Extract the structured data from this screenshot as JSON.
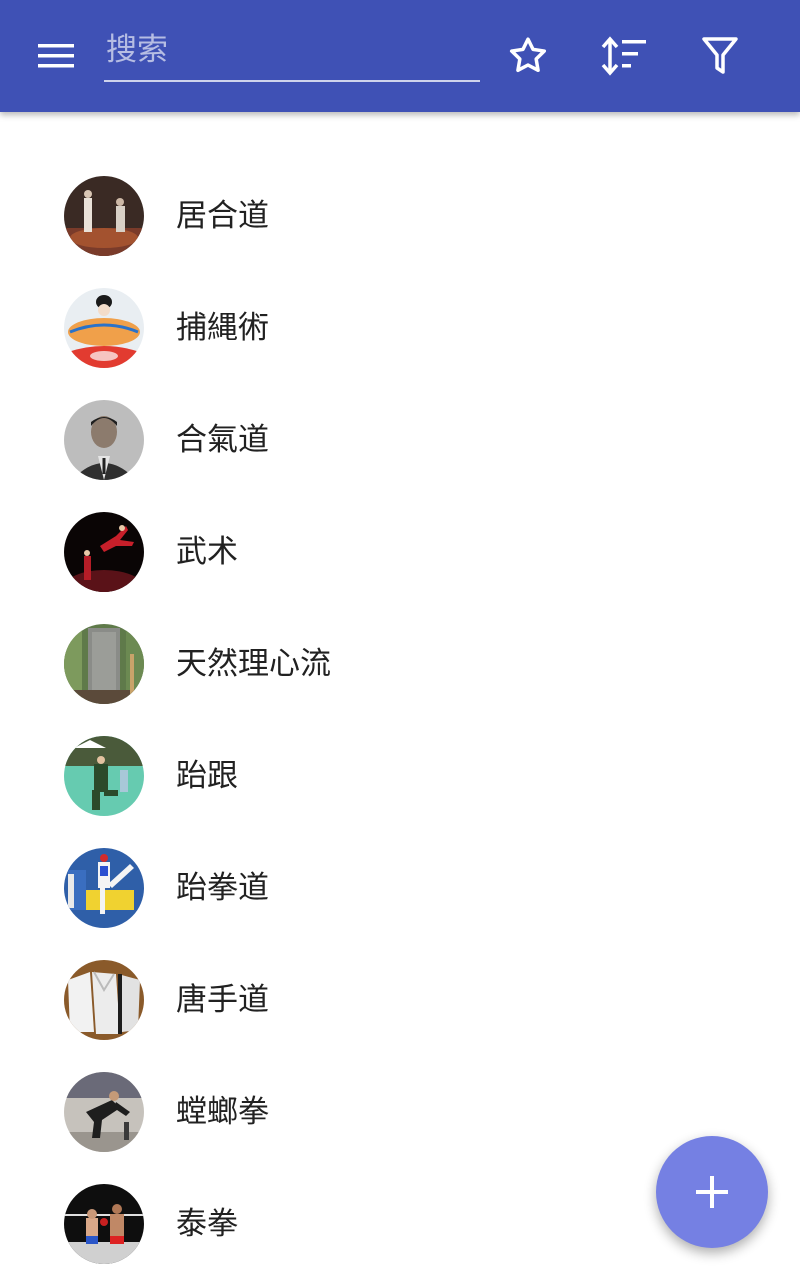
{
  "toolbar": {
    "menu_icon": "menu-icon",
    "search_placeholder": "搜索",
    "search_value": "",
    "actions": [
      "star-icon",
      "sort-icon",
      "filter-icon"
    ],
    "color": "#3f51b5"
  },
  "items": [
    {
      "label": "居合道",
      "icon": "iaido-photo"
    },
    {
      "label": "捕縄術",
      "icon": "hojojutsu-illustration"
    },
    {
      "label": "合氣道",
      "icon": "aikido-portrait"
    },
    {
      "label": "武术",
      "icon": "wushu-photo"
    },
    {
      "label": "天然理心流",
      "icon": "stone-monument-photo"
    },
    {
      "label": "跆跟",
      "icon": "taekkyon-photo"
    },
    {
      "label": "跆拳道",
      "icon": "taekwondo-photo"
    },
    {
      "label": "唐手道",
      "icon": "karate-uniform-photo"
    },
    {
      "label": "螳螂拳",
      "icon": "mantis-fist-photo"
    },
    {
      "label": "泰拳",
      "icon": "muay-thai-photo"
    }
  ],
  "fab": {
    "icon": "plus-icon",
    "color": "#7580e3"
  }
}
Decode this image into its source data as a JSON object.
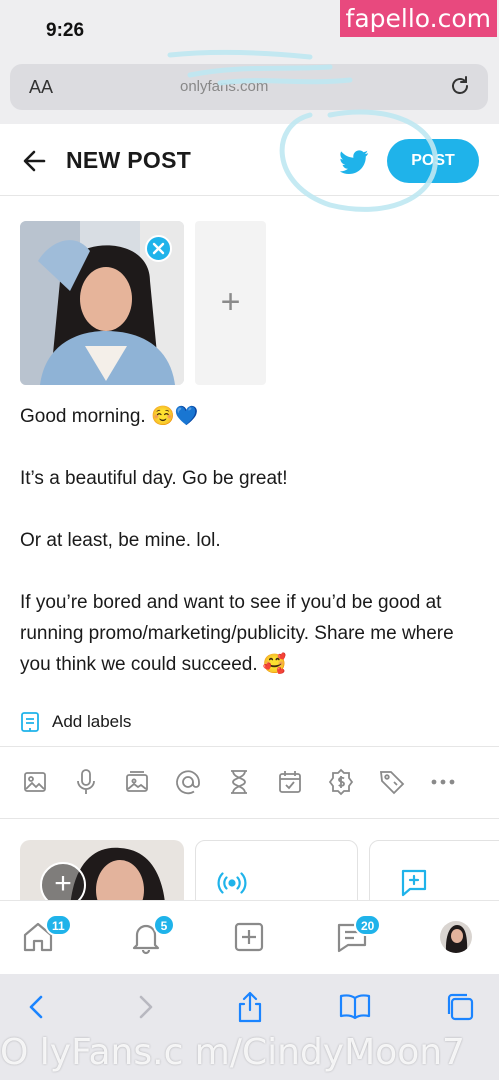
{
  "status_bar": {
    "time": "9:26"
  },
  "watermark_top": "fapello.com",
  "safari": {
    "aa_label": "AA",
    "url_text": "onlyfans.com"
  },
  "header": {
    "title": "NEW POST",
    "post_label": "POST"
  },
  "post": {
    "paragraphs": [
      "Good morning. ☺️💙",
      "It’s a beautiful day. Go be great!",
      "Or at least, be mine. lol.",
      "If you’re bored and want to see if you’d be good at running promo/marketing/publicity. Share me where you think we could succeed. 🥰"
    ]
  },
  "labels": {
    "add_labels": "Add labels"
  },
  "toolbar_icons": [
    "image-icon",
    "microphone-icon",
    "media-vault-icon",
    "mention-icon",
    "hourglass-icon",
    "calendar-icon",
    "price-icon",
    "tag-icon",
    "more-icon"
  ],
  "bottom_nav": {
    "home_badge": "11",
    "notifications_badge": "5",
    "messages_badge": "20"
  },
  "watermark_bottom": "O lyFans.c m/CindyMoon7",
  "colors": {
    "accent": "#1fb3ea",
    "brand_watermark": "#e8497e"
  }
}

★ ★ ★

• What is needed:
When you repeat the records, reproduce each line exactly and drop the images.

• Solution below:
Extract the structured data from this screenshot as JSON.
{
  "toolbar": {
    "menu_icon": "menu-icon",
    "search_placeholder": "搜索",
    "search_value": "",
    "actions": [
      "star-icon",
      "sort-icon",
      "filter-icon"
    ],
    "color": "#3f51b5"
  },
  "items": [
    {
      "label": "居合道",
      "icon": "iaido-photo"
    },
    {
      "label": "捕縄術",
      "icon": "hojojutsu-illustration"
    },
    {
      "label": "合氣道",
      "icon": "aikido-portrait"
    },
    {
      "label": "武术",
      "icon": "wushu-photo"
    },
    {
      "label": "天然理心流",
      "icon": "stone-monument-photo"
    },
    {
      "label": "跆跟",
      "icon": "taekkyon-photo"
    },
    {
      "label": "跆拳道",
      "icon": "taekwondo-photo"
    },
    {
      "label": "唐手道",
      "icon": "karate-uniform-photo"
    },
    {
      "label": "螳螂拳",
      "icon": "mantis-fist-photo"
    },
    {
      "label": "泰拳",
      "icon": "muay-thai-photo"
    }
  ],
  "fab": {
    "icon": "plus-icon",
    "color": "#7580e3"
  }
}
Decode this image into its source data as a JSON object.
{
  "status_bar": {
    "time": "9:26"
  },
  "watermark_top": "fapello.com",
  "safari": {
    "aa_label": "AA",
    "url_text": "onlyfans.com"
  },
  "header": {
    "title": "NEW POST",
    "post_label": "POST"
  },
  "post": {
    "paragraphs": [
      "Good morning. ☺️💙",
      "It’s a beautiful day. Go be great!",
      "Or at least, be mine. lol.",
      "If you’re bored and want to see if you’d be good at running promo/marketing/publicity. Share me where you think we could succeed. 🥰"
    ]
  },
  "labels": {
    "add_labels": "Add labels"
  },
  "toolbar_icons": [
    "image-icon",
    "microphone-icon",
    "media-vault-icon",
    "mention-icon",
    "hourglass-icon",
    "calendar-icon",
    "price-icon",
    "tag-icon",
    "more-icon"
  ],
  "bottom_nav": {
    "home_badge": "11",
    "notifications_badge": "5",
    "messages_badge": "20"
  },
  "watermark_bottom": "O lyFans.c m/CindyMoon7",
  "colors": {
    "accent": "#1fb3ea",
    "brand_watermark": "#e8497e"
  }
}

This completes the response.